For the July-September period, SMIC's revenue significantly beat its forecast, rising 32.6% on the year to $1.08 billion, thanks to efforts by Huawei Technologies to stockpile chips before tighter U.S. export controls took effect on Sept. 15. SMIC's gross margin of 24.2% was an improvement from 20.8% a year ago.
However, the Chinese chipmaker, like other global suppliers using American technology, is no longer allowed to ship to Huawei without a license from the U.S. government. As a result, it predicts that its revenue will drop 10-12% quarter on quarter in the October-December period, while its gross margin will slip to around 16% to 18%.
Liang Mong-Song, SMIC's co-CEO, said the company is working to mitigate the impact of Washington's crackdown on its business.
"We are working closely with our suppliers to apply for required licenses for U.S.-origin equipment, parts and raw materials," Liang said on Thursday. "In the meantime, for those parts and equipment that are impacted, we are working closely with our suppliers to find corresponding solutions."
Though he did not mention Huawei by name, Liang also said SMIC will be able to mitigate the loss of orders from "a certain customer" targeted by the U.S. in two or three quarters. The company expects full-year revenue growth for 2020 will come in at 24-26% despite a slowdown in the current quarter.
Nearly 70% of SMIC's revenue for the July-September period came from China, while its revenue from North America continued to decline to 18.6%, from 24.7% a year ago. While Huawei is SMIC's largest client, accounting for up to 20% of its revenue, the Chinese chipmaker also counts Qualcomm of the U.S. as a key customer and supplies many local Chinese chip developers as well.
SMIC is at the heart of Beijing's ambition to cut China's reliance on foreign chipmakers. While it has become the target of U.S. restrictions, it has also benefited from Chinese developers' efforts to source more chips domestically.
With Joe Biden set to replace Donald Trump as U.S. president in January, however, the chip industry is waiting to see if the new administration will ease U.S.-China tech tensions, including relaxing or lifting export control rules on companies like Huawei and SMIC.
"Should President-elect Biden's administration ease some export control rules and be more clear on the guidelines, the impact on SMIC could be mitigated, and it's likely there will be no major impact on the company's existing business if it can prove to the U.S. that those businesses are not military-related," said Mark Li, an analyst with Bernstein Research. "But for some most critical and advanced chip production tools, like the extreme ultraviolet lithography machines, it's likely that the U.S. will still not allow China to have them ... This will have a long-term impact on SMIC's future tech development."
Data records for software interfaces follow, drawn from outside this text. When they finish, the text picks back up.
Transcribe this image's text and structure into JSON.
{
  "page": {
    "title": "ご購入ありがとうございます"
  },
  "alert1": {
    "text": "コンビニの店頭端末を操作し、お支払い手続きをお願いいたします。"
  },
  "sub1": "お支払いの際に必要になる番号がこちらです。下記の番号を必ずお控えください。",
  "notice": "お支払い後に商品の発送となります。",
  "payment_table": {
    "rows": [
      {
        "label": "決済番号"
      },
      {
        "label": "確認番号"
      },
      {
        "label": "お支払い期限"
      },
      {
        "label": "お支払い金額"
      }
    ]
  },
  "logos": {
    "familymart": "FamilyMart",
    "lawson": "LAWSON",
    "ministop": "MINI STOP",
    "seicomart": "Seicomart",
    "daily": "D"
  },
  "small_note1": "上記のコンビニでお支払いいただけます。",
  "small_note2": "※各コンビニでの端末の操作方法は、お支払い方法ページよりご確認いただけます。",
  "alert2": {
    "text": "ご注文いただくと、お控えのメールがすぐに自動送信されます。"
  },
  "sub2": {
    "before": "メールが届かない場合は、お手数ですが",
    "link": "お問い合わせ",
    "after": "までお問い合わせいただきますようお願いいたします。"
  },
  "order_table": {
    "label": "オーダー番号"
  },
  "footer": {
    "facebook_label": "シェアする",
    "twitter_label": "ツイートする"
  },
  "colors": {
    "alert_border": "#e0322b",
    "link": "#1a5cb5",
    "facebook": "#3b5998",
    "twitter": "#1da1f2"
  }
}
SMIC's local competitor Hua Hong Semiconductor also reported relatively strong earnings this week. Revenue for July-September hit $253 million, up 5.9% on the year for its highest quarter ever. Even though net profit was down 61% to $17.69 million due to increased costs and depreciation of a new factory in Wuxi, management was upbeat thanks to a rise in orders from new and existing customers.
"We work with new customers on a daily basis," said Daniel Wang, executive vice president and chief financial officer of Hua Hong, during a conference call on Wednesday. Even though he refrained from making a direct connection between his company's advances and its rival's headwinds, Wang said, "I can tell you that we did get a lot of new traction lately from both new and existing customers. ... We don't really look at where they come from -- TSMC or a neighbor or somewhere else."
Wang was cautious about the possible policy impact of Biden's coming presidency.
"It is too early to tell at this point whether there will be any changes with regards to export controls." However, he pointed out that the company is a validated end-user, or VEU, meaning it has approval from the U.S. Commerce Department to receive certain American exports with reduced licensing requirements.
"We have always been in compliance with rules and regulations on export controls," Wang said. No matter which way the export control policy swings, "I don't believe it will affect us."